BRIEF: Please copy each line from the entries that contains the string "dengan".

......

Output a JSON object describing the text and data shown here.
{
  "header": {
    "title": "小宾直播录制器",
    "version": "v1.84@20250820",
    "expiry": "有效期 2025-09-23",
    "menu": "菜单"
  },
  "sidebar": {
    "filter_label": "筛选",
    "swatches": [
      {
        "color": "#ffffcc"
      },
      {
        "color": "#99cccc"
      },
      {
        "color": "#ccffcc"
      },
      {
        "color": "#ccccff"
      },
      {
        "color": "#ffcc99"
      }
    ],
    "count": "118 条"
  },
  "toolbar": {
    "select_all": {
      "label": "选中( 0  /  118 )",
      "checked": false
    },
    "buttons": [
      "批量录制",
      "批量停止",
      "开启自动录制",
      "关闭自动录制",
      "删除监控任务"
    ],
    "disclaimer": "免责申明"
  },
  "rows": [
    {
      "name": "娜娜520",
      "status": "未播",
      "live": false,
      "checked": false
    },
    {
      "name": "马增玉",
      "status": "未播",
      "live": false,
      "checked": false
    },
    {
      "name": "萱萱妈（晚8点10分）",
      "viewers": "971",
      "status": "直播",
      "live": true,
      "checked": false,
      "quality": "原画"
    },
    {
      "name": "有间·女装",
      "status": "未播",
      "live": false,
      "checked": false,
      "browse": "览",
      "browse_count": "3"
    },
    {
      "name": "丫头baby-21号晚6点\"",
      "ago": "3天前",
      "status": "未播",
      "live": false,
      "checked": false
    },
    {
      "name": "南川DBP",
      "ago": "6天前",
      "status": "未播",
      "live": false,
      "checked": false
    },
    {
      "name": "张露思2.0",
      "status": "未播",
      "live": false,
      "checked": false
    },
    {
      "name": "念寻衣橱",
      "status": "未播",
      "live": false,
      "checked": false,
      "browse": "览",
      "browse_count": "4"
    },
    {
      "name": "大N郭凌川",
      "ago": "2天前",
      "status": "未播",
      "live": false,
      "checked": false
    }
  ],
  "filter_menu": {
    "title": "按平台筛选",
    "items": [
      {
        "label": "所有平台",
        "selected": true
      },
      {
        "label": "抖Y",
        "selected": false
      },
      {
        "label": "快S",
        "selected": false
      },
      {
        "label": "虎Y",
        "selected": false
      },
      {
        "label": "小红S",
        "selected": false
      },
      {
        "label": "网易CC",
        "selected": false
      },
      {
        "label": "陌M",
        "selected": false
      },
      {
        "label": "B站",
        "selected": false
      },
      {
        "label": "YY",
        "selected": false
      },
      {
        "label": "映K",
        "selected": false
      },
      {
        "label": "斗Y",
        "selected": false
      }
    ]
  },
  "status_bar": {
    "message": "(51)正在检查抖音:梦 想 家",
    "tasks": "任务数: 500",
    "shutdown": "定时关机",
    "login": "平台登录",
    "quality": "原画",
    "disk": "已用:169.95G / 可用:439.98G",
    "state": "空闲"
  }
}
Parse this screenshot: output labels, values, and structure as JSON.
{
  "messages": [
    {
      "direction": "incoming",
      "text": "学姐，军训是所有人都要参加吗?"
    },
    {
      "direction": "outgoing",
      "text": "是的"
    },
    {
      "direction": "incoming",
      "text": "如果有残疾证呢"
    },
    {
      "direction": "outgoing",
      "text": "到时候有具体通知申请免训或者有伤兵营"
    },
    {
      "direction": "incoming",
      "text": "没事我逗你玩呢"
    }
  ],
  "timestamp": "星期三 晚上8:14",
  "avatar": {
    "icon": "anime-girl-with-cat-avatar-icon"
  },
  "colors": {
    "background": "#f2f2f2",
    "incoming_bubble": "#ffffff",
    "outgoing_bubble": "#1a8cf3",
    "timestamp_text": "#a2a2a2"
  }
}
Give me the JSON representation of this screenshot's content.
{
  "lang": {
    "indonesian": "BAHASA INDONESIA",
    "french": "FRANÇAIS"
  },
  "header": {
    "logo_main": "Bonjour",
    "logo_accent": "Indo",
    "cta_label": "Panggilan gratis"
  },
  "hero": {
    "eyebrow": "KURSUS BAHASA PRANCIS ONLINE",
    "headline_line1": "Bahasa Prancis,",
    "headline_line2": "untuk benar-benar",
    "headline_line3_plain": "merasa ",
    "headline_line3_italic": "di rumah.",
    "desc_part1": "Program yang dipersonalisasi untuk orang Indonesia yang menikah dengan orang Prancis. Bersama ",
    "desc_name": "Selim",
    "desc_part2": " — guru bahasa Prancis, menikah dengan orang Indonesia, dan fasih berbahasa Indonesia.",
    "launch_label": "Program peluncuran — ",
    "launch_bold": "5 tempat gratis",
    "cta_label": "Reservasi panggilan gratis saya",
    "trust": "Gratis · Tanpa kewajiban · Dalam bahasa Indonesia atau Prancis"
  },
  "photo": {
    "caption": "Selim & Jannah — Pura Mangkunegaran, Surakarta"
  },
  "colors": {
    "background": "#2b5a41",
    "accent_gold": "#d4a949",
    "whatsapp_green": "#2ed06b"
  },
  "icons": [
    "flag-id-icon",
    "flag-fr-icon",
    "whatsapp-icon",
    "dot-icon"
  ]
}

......

OUTPUT FOR THIS EXERCISE:
    "desc_part1": "Program yang dipersonalisasi untuk orang Indonesia yang menikah dengan orang Prancis. Bersama ",
    "desc_part2": " — guru bahasa Prancis, menikah dengan orang Indonesia, dan fasih berbahasa Indonesia.",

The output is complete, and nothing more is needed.